Segment Open

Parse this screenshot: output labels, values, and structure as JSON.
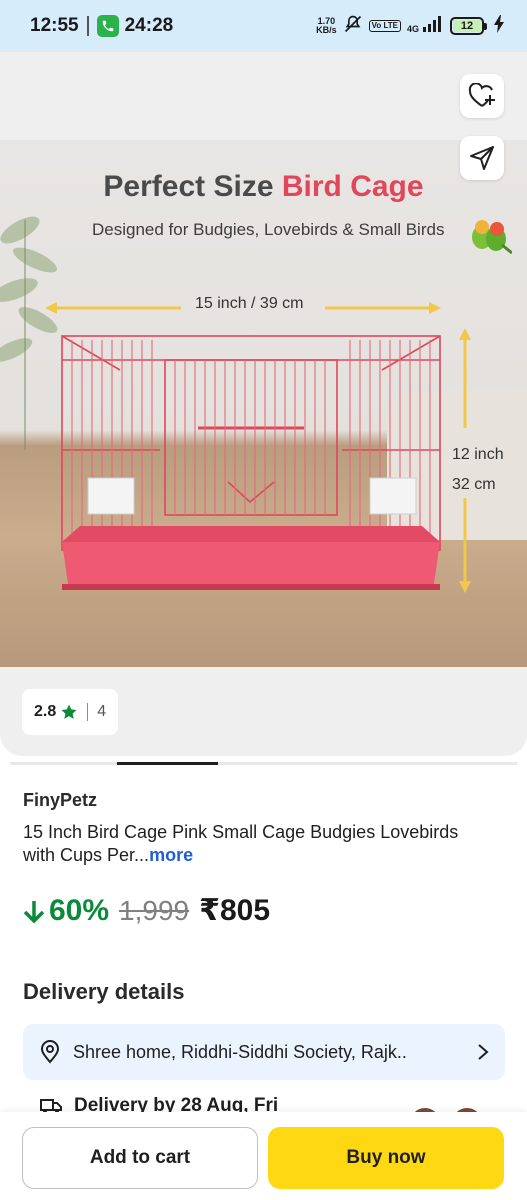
{
  "status_bar": {
    "time": "12:55",
    "call_time": "24:28",
    "net_speed_value": "1.70",
    "net_speed_unit": "KB/s",
    "volte": "Vo LTE",
    "network": "4G",
    "battery": "12"
  },
  "product_image": {
    "title_part1": "Perfect Size",
    "title_part2": "Bird Cage",
    "subtitle": "Designed for Budgies, Lovebirds & Small Birds",
    "width_label": "15 inch / 39 cm",
    "height_inch": "12 inch",
    "height_cm": "32 cm"
  },
  "rating": {
    "value": "2.8",
    "count": "4"
  },
  "product": {
    "brand": "FinyPetz",
    "title": "15 Inch Bird Cage Pink Small Cage Budgies Lovebirds with Cups Per...",
    "more_label": "more",
    "discount": "60%",
    "mrp": "1,999",
    "price": "₹805"
  },
  "delivery": {
    "section_title": "Delivery details",
    "address": "Shree home, Riddhi-Siddhi Society, Rajk..",
    "delivery_text": "Delivery by 28 Aug, Fri"
  },
  "actions": {
    "add_to_cart": "Add to cart",
    "buy_now": "Buy now"
  },
  "colors": {
    "accent_yellow": "#ffd814",
    "discount_green": "#0b8a3a",
    "link_blue": "#1f5fd6",
    "cage_pink": "#e0475b",
    "address_bg": "#eaf3fe"
  }
}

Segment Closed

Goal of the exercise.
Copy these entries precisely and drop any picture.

Exercise result.
Parse this screenshot: output labels, values, and structure as JSON.
{
  "status_bar": {
    "time": "12:55",
    "call_time": "24:28",
    "net_speed_value": "1.70",
    "net_speed_unit": "KB/s",
    "volte": "Vo LTE",
    "network": "4G",
    "battery": "12"
  },
  "product_image": {
    "title_part1": "Perfect Size",
    "title_part2": "Bird Cage",
    "subtitle": "Designed for Budgies, Lovebirds & Small Birds",
    "width_label": "15 inch / 39 cm",
    "height_inch": "12 inch",
    "height_cm": "32 cm"
  },
  "rating": {
    "value": "2.8",
    "count": "4"
  },
  "product": {
    "brand": "FinyPetz",
    "title": "15 Inch Bird Cage Pink Small Cage Budgies Lovebirds with Cups Per...",
    "more_label": "more",
    "discount": "60%",
    "mrp": "1,999",
    "price": "₹805"
  },
  "delivery": {
    "section_title": "Delivery details",
    "address": "Shree home, Riddhi-Siddhi Society, Rajk..",
    "delivery_text": "Delivery by 28 Aug, Fri"
  },
  "actions": {
    "add_to_cart": "Add to cart",
    "buy_now": "Buy now"
  },
  "colors": {
    "accent_yellow": "#ffd814",
    "discount_green": "#0b8a3a",
    "link_blue": "#1f5fd6",
    "cage_pink": "#e0475b",
    "address_bg": "#eaf3fe"
  }
}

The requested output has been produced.